START Supplied entries

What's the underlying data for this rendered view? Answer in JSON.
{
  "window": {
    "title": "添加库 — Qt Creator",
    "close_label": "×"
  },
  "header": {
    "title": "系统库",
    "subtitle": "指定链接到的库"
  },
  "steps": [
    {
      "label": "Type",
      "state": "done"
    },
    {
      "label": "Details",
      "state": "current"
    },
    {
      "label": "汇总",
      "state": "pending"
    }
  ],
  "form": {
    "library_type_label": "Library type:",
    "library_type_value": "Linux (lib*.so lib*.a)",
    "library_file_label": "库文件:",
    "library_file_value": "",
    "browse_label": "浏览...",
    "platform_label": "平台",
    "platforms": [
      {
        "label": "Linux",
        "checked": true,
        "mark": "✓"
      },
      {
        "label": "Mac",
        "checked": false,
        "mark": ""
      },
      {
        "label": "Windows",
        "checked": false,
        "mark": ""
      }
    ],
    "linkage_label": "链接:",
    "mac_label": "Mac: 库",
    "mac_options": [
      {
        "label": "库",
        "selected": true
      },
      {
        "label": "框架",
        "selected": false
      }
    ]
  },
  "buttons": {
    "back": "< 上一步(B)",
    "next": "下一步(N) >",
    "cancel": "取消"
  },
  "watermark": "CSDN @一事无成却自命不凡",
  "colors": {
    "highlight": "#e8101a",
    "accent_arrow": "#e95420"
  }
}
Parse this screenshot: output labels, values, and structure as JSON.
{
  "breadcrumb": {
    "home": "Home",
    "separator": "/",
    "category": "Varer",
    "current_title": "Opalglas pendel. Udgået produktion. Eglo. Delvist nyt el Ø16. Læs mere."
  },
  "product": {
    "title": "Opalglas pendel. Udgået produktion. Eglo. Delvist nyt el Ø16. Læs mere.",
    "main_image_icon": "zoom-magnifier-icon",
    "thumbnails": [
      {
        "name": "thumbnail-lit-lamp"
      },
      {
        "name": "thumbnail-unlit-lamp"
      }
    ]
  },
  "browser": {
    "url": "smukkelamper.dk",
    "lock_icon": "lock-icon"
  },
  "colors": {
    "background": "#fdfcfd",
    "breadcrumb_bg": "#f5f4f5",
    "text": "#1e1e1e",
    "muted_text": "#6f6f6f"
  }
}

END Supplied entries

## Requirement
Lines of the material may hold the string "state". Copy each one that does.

## Result
      "state": "done"
      "state": "current"
      "state": "pending"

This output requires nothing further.